Model chosen depends on the type of tool and surveying method to be used. Note: WellArchitect, Dynamic Graphics’ directional drilling/survey management software, can be used to calculate uncertainty for a wide variety of vendor’s tools, as well as all of the Operator Well Survey Group’s tools.
Positional uncertainty can be calculated anywhere along the wellpath, and at total depth (TD). IWD can display the ellipsoids in 3D, as well as showing the dimensions of the ellipsoid of uncertainty using:
- length of the major semi-axis
- length of the minor semi-axis
- vertical semi-axis
- angular direction (relative to True or Grid North) of the minor semi-axis
Based on the number of standard deviations, the declination, and the tool model selected, IWD calculates the ellipsoid of uncertainty (EOU) at each location along the wellbore trajectory. When displayed in 3D, these ellipsoids form a twisted elliptical cylinder that is easily depicted by CoViz 4D.
Trajectory Location Is an Estimate, but Additional Data Improves Geologic Understanding
Regardless of the tools and surveying methods used, positional uncertainty calculations should be considered an estimate. However, even with positional uncertainty calculations the information acquired during drilling can aid in the understanding of subsurface models. For example, often multiple wells target a specific geologic marker at a certain depth; but one well may appear to come in much deeper than a second well. With only one measurement, the marker could be anywhere within an individual well’s ellipsoid of uncertainty. With two measurements, the uncertainty is reduced, knowing that the marker is somewhere within the overlapping ellipsoids, giving drilling engineers a more accurate estimate of the depth to target.
Continually Improve the Understanding of Reservoir Conditions
As additional data are obtained during the drilling process, geological models can quickly and easily be updated to improve the placement of well trajectory. If during the drilling process, a horizon or fault is encountered sooner than expected (perhaps the horizon was determined by (inaccurate) picks in an adjacent well) the geologic model can be updated to correct the horizon depth and reposition the wellbore within the context of the updated model. Detecting significant differences between the expected and the actual horizon depth allows critical calculations such as KOP, build rate, and tangent angle to be corrected, leading to better wellbore trajectory placement.
Detecting significant differences between the expected and the actual horizon depth allows critical calculations such as KOP, build rate, and tangent angle to be corrected, leading to better wellbore trajectory placement.

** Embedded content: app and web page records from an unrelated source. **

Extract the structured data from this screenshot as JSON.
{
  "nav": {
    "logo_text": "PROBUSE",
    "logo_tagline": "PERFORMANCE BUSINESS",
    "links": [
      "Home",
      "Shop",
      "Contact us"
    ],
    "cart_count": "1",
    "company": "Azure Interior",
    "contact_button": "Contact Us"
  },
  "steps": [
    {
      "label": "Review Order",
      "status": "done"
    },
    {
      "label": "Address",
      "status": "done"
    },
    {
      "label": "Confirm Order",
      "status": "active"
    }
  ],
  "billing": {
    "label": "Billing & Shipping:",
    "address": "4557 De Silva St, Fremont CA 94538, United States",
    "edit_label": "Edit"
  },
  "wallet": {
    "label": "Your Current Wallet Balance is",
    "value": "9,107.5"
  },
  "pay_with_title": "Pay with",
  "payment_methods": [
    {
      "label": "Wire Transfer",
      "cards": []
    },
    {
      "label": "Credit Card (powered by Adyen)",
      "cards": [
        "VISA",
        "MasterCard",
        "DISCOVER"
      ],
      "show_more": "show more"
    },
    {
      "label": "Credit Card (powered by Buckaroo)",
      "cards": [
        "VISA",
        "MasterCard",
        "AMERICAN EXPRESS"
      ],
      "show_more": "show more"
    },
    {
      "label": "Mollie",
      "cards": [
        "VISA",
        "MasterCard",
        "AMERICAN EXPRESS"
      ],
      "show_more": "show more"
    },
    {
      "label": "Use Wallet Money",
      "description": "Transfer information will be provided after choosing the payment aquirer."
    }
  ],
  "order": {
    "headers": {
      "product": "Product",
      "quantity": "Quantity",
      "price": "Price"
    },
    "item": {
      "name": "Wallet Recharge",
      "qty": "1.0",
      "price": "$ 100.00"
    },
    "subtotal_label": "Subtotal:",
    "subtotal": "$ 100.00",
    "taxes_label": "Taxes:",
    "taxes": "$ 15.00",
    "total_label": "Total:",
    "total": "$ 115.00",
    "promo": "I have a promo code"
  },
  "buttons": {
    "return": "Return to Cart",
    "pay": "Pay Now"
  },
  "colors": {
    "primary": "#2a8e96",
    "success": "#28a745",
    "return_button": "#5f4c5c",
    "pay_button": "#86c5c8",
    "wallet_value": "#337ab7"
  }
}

Integrated Data, Uncertainty Calculations, and Visualization for Reduced Risk
Technical advancements in survey and drilling technologies are providing volumes of data to help well planners and drilling engineers better understand and navigate the complexity of subsurface environments. When these data are integrated and presented in a 3D environment, depicting relevant geological formations, as well as existing and planned wells, reservoir teams can then apply positional uncertainty models and collaboratively evaluate conditions to plan and execute drilling strategies that minimize drilling risk.